▶ HOW TO COMPLETE THIS TASK
Write the entries below again, precisely as they appear.

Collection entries
########################################
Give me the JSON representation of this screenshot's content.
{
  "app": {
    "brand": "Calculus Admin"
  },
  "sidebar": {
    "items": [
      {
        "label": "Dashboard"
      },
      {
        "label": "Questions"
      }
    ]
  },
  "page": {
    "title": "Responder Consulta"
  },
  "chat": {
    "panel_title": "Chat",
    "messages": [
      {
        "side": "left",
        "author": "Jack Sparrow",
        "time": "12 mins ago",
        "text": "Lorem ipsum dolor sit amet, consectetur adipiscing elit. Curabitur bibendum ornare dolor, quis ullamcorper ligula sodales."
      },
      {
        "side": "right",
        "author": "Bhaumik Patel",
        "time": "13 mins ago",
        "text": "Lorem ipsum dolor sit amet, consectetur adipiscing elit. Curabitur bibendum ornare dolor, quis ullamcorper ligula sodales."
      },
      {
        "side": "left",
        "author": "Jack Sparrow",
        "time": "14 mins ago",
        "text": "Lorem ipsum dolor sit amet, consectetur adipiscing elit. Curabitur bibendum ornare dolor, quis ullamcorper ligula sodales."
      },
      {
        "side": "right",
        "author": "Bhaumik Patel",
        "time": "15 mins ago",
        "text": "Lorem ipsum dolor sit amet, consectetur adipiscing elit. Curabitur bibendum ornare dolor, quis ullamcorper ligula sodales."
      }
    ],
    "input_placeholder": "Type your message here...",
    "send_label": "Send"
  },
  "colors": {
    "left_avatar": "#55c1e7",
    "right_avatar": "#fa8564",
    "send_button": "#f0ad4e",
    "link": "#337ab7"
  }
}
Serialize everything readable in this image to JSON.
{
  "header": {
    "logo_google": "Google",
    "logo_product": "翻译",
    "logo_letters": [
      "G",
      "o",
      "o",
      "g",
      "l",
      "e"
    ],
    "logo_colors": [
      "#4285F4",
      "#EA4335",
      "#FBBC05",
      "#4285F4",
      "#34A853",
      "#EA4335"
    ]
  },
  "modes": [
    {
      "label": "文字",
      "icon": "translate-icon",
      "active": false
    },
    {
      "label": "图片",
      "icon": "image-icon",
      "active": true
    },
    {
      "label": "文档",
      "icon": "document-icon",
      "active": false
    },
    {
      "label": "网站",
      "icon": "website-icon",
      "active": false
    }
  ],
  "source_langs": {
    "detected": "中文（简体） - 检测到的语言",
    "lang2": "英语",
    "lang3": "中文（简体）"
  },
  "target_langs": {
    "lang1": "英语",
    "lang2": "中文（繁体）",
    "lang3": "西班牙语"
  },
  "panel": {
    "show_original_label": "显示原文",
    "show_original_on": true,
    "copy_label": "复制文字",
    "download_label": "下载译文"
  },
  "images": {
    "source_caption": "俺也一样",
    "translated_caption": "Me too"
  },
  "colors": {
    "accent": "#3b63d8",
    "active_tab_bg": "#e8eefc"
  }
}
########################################
▶ ANSWER BOX
Give me the JSON representation of this screenshot's content.
{
  "app": {
    "brand": "Calculus Admin"
  },
  "sidebar": {
    "items": [
      {
        "label": "Dashboard"
      },
      {
        "label": "Questions"
      }
    ]
  },
  "page": {
    "title": "Responder Consulta"
  },
  "chat": {
    "panel_title": "Chat",
    "messages": [
      {
        "side": "left",
        "author": "Jack Sparrow",
        "time": "12 mins ago",
        "text": "Lorem ipsum dolor sit amet, consectetur adipiscing elit. Curabitur bibendum ornare dolor, quis ullamcorper ligula sodales."
      },
      {
        "side": "right",
        "author": "Bhaumik Patel",
        "time": "13 mins ago",
        "text": "Lorem ipsum dolor sit amet, consectetur adipiscing elit. Curabitur bibendum ornare dolor, quis ullamcorper ligula sodales."
      },
      {
        "side": "left",
        "author": "Jack Sparrow",
        "time": "14 mins ago",
        "text": "Lorem ipsum dolor sit amet, consectetur adipiscing elit. Curabitur bibendum ornare dolor, quis ullamcorper ligula sodales."
      },
      {
        "side": "right",
        "author": "Bhaumik Patel",
        "time": "15 mins ago",
        "text": "Lorem ipsum dolor sit amet, consectetur adipiscing elit. Curabitur bibendum ornare dolor, quis ullamcorper ligula sodales."
      }
    ],
    "input_placeholder": "Type your message here...",
    "send_label": "Send"
  },
  "colors": {
    "left_avatar": "#55c1e7",
    "right_avatar": "#fa8564",
    "send_button": "#f0ad4e",
    "link": "#337ab7"
  }
}
Serialize everything readable in this image to JSON.
{
  "header": {
    "logo_google": "Google",
    "logo_product": "翻译",
    "logo_letters": [
      "G",
      "o",
      "o",
      "g",
      "l",
      "e"
    ],
    "logo_colors": [
      "#4285F4",
      "#EA4335",
      "#FBBC05",
      "#4285F4",
      "#34A853",
      "#EA4335"
    ]
  },
  "modes": [
    {
      "label": "文字",
      "icon": "translate-icon",
      "active": false
    },
    {
      "label": "图片",
      "icon": "image-icon",
      "active": true
    },
    {
      "label": "文档",
      "icon": "document-icon",
      "active": false
    },
    {
      "label": "网站",
      "icon": "website-icon",
      "active": false
    }
  ],
  "source_langs": {
    "detected": "中文（简体） - 检测到的语言",
    "lang2": "英语",
    "lang3": "中文（简体）"
  },
  "target_langs": {
    "lang1": "英语",
    "lang2": "中文（繁体）",
    "lang3": "西班牙语"
  },
  "panel": {
    "show_original_label": "显示原文",
    "show_original_on": true,
    "copy_label": "复制文字",
    "download_label": "下载译文"
  },
  "images": {
    "source_caption": "俺也一样",
    "translated_caption": "Me too"
  },
  "colors": {
    "accent": "#3b63d8",
    "active_tab_bg": "#e8eefc"
  }
}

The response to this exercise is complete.